Mr Obasanjo, a Catholic, said that justice can be "expected" for Safiya Husseini, 35, sentenced to stoning by a Muslim court of Sokoto state. for having a child out of wedlock.
Bishops' joy at Sudan peace
THE BISHOPS of southern Sudan have publicly expressed their "great joy" over a "historical declaration of peace" announced by rebel groups in the war-ravaged region.
"We want to assure you that your decision to reunite has brought new hope for our people," said the bishops said in their letter to the leaders of the SPLA rebel group.
"By uniting you have put an end to the policy of 'divide and rule'. Do not give space to evil to separate you."
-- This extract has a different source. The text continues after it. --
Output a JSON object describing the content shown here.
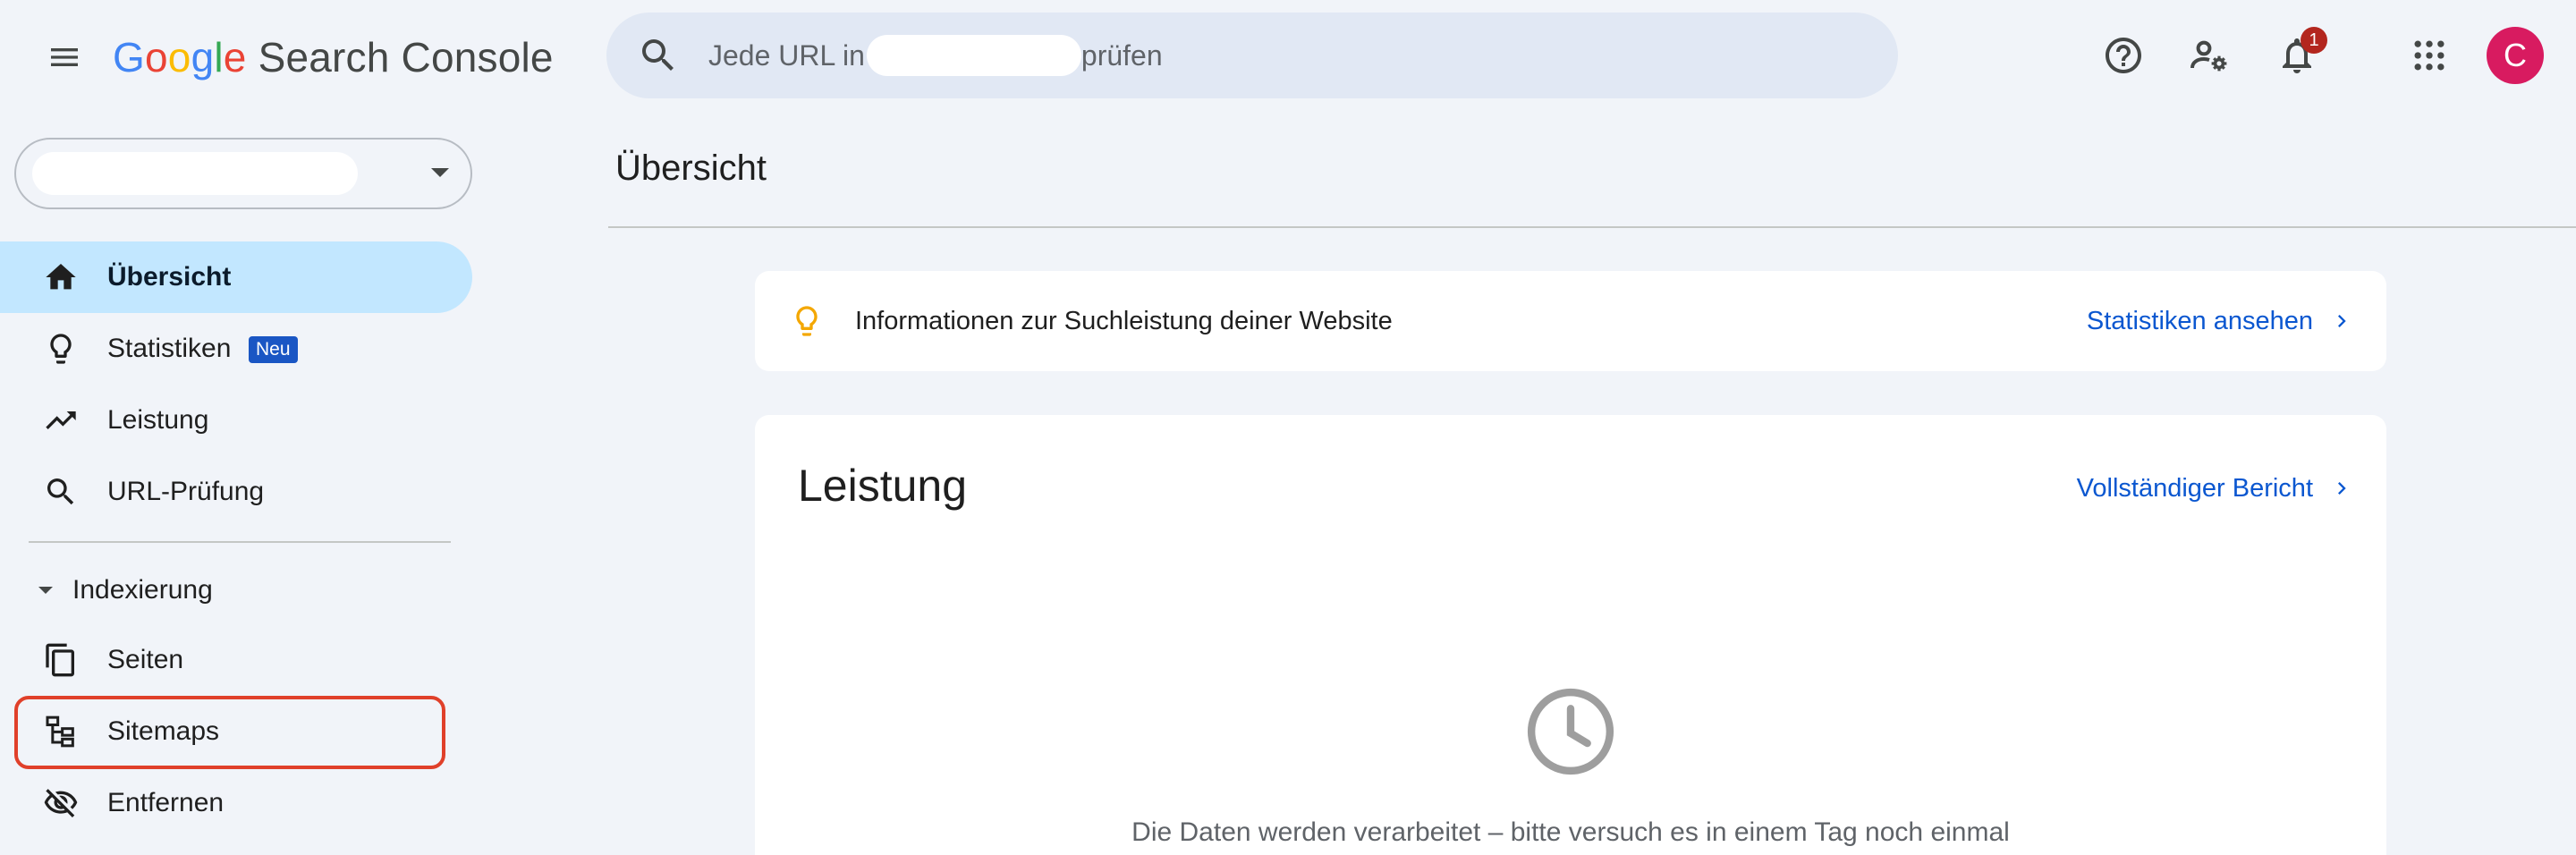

They then went on to quote the Pope's message for World Day of Peace: "No peace without justice. and no justice without forgiveness is what I wish to say to those responsible for the future of the human community."
Pope grieves for rail crash victims
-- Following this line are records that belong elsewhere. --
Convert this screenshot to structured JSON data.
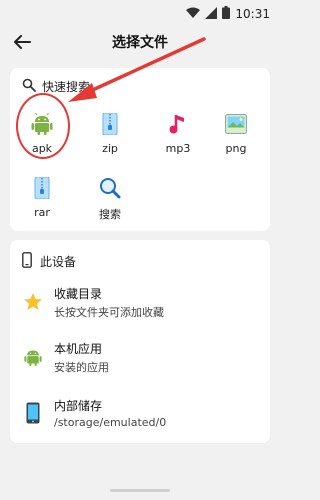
{
  "status": {
    "time": "10:31"
  },
  "appbar": {
    "title": "选择文件"
  },
  "quick": {
    "header": "快速搜索",
    "items": [
      {
        "label": "apk",
        "icon": "android-icon"
      },
      {
        "label": "zip",
        "icon": "zip-icon"
      },
      {
        "label": "mp3",
        "icon": "music-note-icon"
      },
      {
        "label": "png",
        "icon": "image-icon"
      },
      {
        "label": "rar",
        "icon": "rar-icon"
      },
      {
        "label": "搜索",
        "icon": "search-icon"
      }
    ]
  },
  "device": {
    "header": "此设备",
    "rows": [
      {
        "title": "收藏目录",
        "subtitle": "长按文件夹可添加收藏",
        "icon": "star-icon"
      },
      {
        "title": "本机应用",
        "subtitle": "安装的应用",
        "icon": "android-icon"
      },
      {
        "title": "内部储存",
        "subtitle": "/storage/emulated/0",
        "icon": "phone-storage-icon"
      }
    ]
  },
  "colors": {
    "accent_red": "#e53935",
    "android_green": "#7cb342",
    "music_pink": "#e91e63",
    "zip_blue": "#64b5f6",
    "star_yellow": "#fbc02d"
  }
}
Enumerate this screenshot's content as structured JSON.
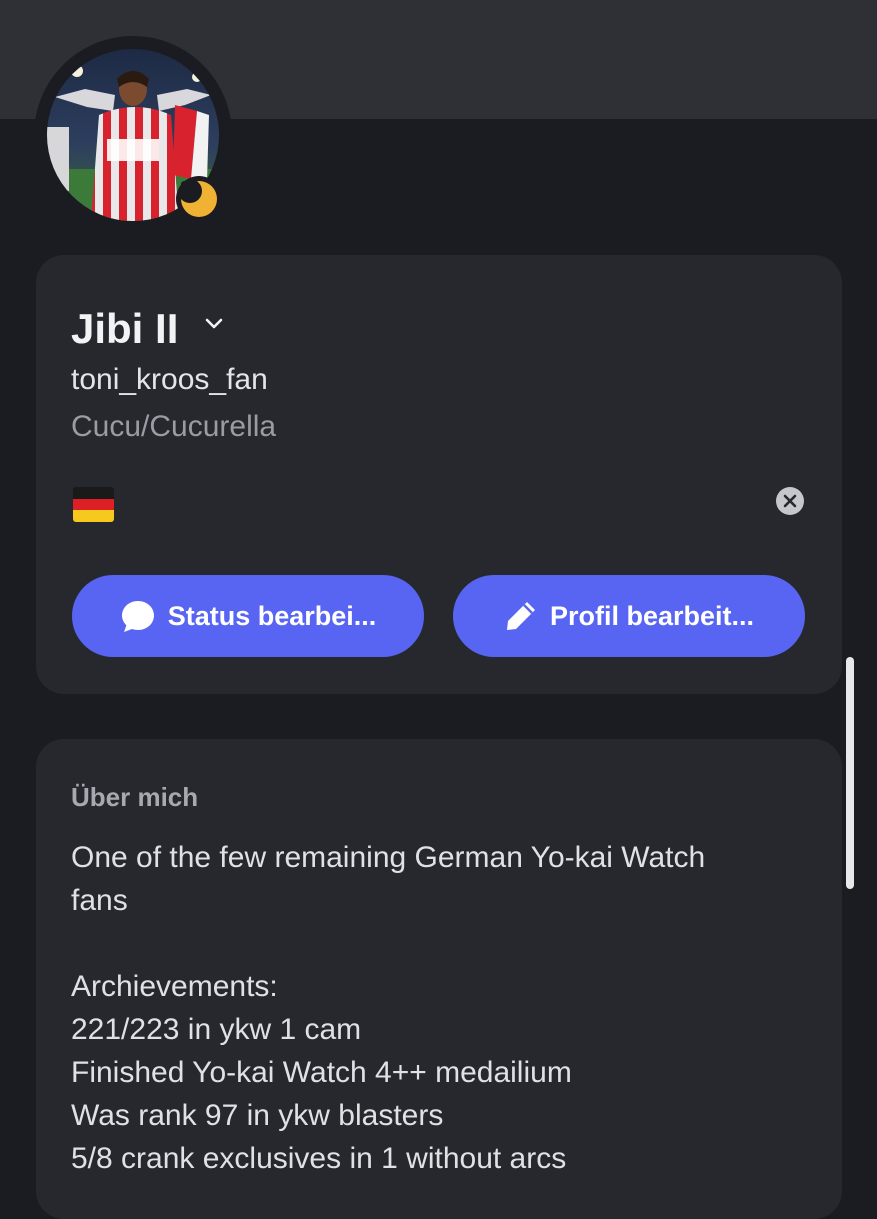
{
  "profile": {
    "display_name": "Jibi II",
    "username": "toni_kroos_fan",
    "pronouns": "Cucu/Cucurella",
    "status_emoji": "germany-flag",
    "status_indicator": "idle-moon-icon",
    "buttons": {
      "status_label": "Status bearbei...",
      "profile_label": "Profil bearbeit..."
    }
  },
  "about": {
    "title": "Über mich",
    "lines": [
      "One of the few remaining German Yo-kai Watch",
      "fans",
      "",
      "Archievements:",
      "221/223 in ykw 1 cam",
      "Finished Yo-kai Watch 4++ medailium",
      "Was rank 97 in ykw blasters",
      "5/8 crank exclusives in 1 without arcs"
    ]
  },
  "colors": {
    "background": "#1b1c21",
    "banner": "#2f3035",
    "card": "#27282e",
    "accent": "#5865f2",
    "idle": "#f0b232"
  }
}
JOHN PAUL 11 expressed his grief for the victims of the worst train accident in Egyptian history, which killed at least 373 people on Wednesday.
In a telegram sent to the apostolic nunciature of Egypt. the Holy Father promised his prayers so that God will gather "in his peace the numerous victims of this tragedy."
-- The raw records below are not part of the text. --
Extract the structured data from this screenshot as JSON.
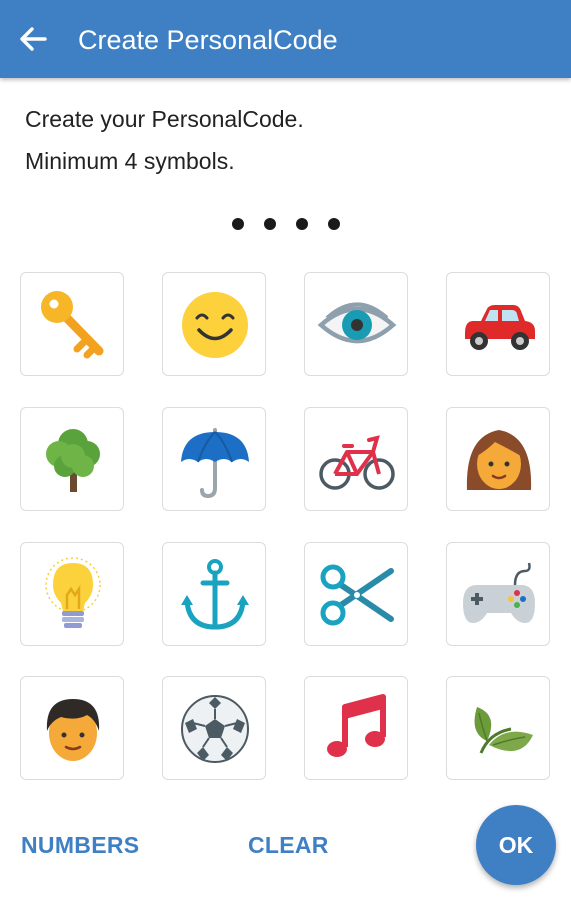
{
  "app_bar": {
    "title": "Create PersonalCode",
    "back_icon": "arrow-left-icon",
    "color": "#3f80c4"
  },
  "instructions": {
    "line1": "Create your PersonalCode.",
    "line2": "Minimum 4 symbols."
  },
  "code_indicator": {
    "entered_count": 4
  },
  "symbols": [
    {
      "icon": "key-icon"
    },
    {
      "icon": "smiley-face-icon"
    },
    {
      "icon": "eye-icon"
    },
    {
      "icon": "car-icon"
    },
    {
      "icon": "tree-icon"
    },
    {
      "icon": "umbrella-icon"
    },
    {
      "icon": "bicycle-icon"
    },
    {
      "icon": "woman-face-icon"
    },
    {
      "icon": "light-bulb-icon"
    },
    {
      "icon": "anchor-icon"
    },
    {
      "icon": "scissors-icon"
    },
    {
      "icon": "game-controller-icon"
    },
    {
      "icon": "man-face-icon"
    },
    {
      "icon": "soccer-ball-icon"
    },
    {
      "icon": "music-note-icon"
    },
    {
      "icon": "leaves-icon"
    }
  ],
  "buttons": {
    "numbers": "NUMBERS",
    "clear": "CLEAR",
    "ok": "OK"
  }
}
-The Pope expresses his deepest sympathy to the families in mourning because of the tragedy, hoping that they will find consolation and solidarity in their brothers,added the papal message, which was sent by Cardinal Angelo Sodano, the Vatican secretary of state.
Syrian leader meets Pope
THE POPE has discussed the Middle East crisis with the President of Syria.
John Paul 11 interrupted his annual retreat to receive President Bashar Assad in audience. The two discussed, among other things. the possible ways to re-establish peace in the Middle East.
According to Fr Ciro Benedettini, assistant director of the Vatican Press Office. the talks also touched on relations between Syria and the Holy See, following John Paul II's historic to Damascus last May 5-7. Syria is two per cent Catholic and 86 per cent Muslim.
President Assad, 36, and the Pope reflected on -ways to reestablish peace in the Middle East, particularly in the Holy Land. in virtue of the known United Nations resolutions," Fr Benedettini said in an official statement.
Vatican Radio case dropped A ROME judge has thrown out a case against Vatican Radio directors accused of polluting the air with electromagnetic waves from transmission towers, saying that Italy has no jurisdiction over them.
Judge Andrea Calabria, of the First Section of the Criminal Court of Rome, said the three directors have immunity under the 1929 Lateran Pact between the Holy See and Italy that established the Vati
can as an independent citystate.
A Citizens' Committee of Cesano, supported by the Green Party, presented the accusation in court, citing the waves emitted by 28 Vatican Radio antennas in the centre of Santa Maria di Galeria. about 18 miles from Rome.
In early 2001, the committee claimed that the waves caused leukemia. A study showed, however, that there were even fewer cases of leukemia in the area than iii the rest of the province.
One in four Catholic in US
ALMOST A quarter of Americans are Catholics, according to statistics released last week by the US Conference of Bishops.
America's 63,863,030 Catholics represent 6.2 per cent of the world's one billion faith
ful. The US has 46,041 priests: 30,655 diocesan clergy and 15,386 vowed to a specific order. There are 4,917 seminarians. including 3,400 in formation for the diocesan priesthood.
Crisis of values in Argentina THE ECONOMIC crisis in Argentina is at root a "crisis of values", a senior bishop has said. writes Aid to the Church in Need.
Bishop Jose Maria Arancibia of Mendoza said that for decades the common i nterest of the Argentinean people had been neglected by the country's political leaders.
"The gap between the rich and the poor is becoming increasingly larger these days.Bishop Arancibia said, adding that the "loss of its middle class" was causing great damage to the country.
"The most urgent need n ow is solidarity and common sense.the bishop said.